Some years ago, I was a Senior Editor of what was — at the time — Canada’s largest and best-known women’s magazine, Chatelaine.
During my time there, under the leadership of editor Rona Maynard, the 91-year-old Chatelaine underwent a very expensive (million bucks, I seem to recall) and radical (stories about sex toys!) makeover.
After the redesign, not only did Chatelaine have a revitalized look and tone, so did its corporate stationery and stuff, including things like the staff’s business cards.
At some point during the process, I learned the company would be getting rid of outdated branded materials; and what caught my attention was a bunch of Chatelaine notepads.
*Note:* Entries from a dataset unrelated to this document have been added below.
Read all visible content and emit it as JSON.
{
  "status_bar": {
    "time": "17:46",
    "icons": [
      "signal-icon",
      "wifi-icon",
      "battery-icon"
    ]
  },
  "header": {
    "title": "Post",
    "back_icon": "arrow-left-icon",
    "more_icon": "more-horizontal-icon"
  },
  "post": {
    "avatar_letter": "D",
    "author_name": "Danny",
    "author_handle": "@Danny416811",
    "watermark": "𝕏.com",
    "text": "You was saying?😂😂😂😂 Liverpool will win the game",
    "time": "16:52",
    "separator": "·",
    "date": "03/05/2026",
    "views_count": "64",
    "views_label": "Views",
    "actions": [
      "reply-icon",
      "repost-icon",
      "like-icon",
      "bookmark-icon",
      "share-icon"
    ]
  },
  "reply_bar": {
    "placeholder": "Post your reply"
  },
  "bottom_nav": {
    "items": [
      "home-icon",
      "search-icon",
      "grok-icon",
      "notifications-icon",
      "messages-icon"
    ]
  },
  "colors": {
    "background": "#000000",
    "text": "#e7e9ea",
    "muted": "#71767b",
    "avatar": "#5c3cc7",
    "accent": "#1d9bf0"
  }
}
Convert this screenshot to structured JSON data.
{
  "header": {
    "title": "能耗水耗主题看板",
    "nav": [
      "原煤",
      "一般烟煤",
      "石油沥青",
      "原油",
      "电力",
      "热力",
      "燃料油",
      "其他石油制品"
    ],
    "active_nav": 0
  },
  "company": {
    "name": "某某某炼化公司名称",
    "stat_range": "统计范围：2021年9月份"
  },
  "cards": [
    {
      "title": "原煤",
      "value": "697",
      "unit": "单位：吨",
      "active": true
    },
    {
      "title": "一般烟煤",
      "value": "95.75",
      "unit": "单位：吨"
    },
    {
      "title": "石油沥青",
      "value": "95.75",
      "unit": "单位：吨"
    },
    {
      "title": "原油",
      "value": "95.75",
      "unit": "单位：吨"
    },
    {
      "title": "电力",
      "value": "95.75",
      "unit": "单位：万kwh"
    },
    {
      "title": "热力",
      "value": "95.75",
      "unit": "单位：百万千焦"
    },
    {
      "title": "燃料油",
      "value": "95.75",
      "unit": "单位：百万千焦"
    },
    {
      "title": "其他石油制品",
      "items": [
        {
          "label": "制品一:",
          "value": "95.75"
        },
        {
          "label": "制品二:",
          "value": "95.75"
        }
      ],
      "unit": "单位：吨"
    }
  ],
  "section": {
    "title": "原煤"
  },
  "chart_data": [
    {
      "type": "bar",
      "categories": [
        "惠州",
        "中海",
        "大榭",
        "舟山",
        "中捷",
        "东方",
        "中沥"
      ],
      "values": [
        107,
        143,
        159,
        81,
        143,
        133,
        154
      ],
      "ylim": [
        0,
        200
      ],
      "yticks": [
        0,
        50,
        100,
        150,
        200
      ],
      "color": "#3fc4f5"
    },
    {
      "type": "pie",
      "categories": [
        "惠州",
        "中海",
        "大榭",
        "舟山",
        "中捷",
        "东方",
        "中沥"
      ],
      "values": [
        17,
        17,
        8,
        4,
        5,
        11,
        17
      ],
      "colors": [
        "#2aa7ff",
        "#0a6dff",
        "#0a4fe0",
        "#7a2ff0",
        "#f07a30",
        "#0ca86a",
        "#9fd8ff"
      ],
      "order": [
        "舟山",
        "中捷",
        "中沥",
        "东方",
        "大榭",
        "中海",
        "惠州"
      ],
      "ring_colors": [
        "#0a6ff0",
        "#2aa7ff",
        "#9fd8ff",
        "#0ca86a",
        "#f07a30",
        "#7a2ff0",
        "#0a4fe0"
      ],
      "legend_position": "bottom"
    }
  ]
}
“Tossing them,” I thought, “would be a horrible waste.”
I salvaged two boxes. Each was about the size of a two-four.
I’m not sure how many notepads the boxes contained, but I know we shared the bounty with a few of our neighbours, who had children the same age as ours.
And I might check in with one or two of them to see if they still have any Chatelaine notepads left.
Because we sure do. In fact we never seem to run out.
I just went to make a note to myself about getting our kitchen cupboards refinished and found myself writing it on a Chatelaine notepad. Twenty years in!
The redesign was in 19-freaking-99.
Our twin daughters Ev and Ria were eight; our son Michel Josef was seven and between then and now—believe it or not — notes in our house have been written.
Notes to teachers, saying why Ev, Ria or Michel had been away from school.
Notes to the same teachers explaining why Michel, Ria or Ev would be away from school at a later date.
Reminders from one of the adults in the house to the other adult in the house that a furnace repair guy would be showing up Thursday afternoon so could the other adult please work from home that day.
Scribbled doodles that were immediately — upon completion of the phone call to our sister that we were on while we were doodling — crumpled up and thrown out.
Notes magnetically adhered to the fridge door. Innumerable messages of encouragement tucked into elementary school lunches. (P.S. They took. All three of ours sailed through grade eight!)
|COLD HARD FACTS: Legend has it, fridges|
have other functions beyond being used as
Reminders of doctors’ appointments, including one memorable appointment when Ev and Ria were travelling to the Dominican Republic and had to visit a “tropical disease specialist” who, when the girls arrived in his office, consulted Wikipedia to see what vaccinations they needed. (Which reminds me, we took delivery of this batch of notepaper back before anybody except serious computer nerds had heard of something called Google, much less Wikipedia.)
Chatelaine notepads have served us, over the decades, miraculously.
Notes about minivan transmission repairs; notes pertaining to trips to the vet that would cost us way more money than we’d ever imagined we’d spend on a sick pet. (We once had a guinea pig diagnosed with a malignant growth and the vet suggested treatment. I was like, “It’s a guinea pig! Aren’t we SUPPOSED to do experiments on it?” I was voted down.)
Come to think of it, I’m mostly talking messages that would these days be delivered by text or Facebook—two other things that didn’t exist when we first took delivery of the notepads.
More than one ever-so-carefully crafted note to one’s spouse explaining why one wasn’t coming home immediately after work, written in the hope that it sounded like I had official work to do, when in fact it was pretty transparent that I was going to a bar with pals.
These notepads have earned their keep. (I really should ask our neighbours if they still have any similarly storied Chatelaine notepads. We could produce a reality tv show.)
Our Chatelaine notepaper shows no signs of depleting. The pads are there whenever I need one. I think the notepads, like the tribbles in Star Trek, are mysteriously reproducing, down in our basement.
I'm thinking miracle. Like loaves and fishes. Maybe a shrine's in order.
After all, I’m talking notepads that have saved our marriage.
I’m also resigned to having Chatelaine notepads around for the rest of my days.
Indeed it has become a personal goal to hit the finish line before we run out. With luck, whoever pens my obit can do the first draft on a Chatelaine notepad.
I think I just realized another reason I like them so much.
They don’t age. The Chatelaine notepads look the very same as they did 20 years ago. Just like me.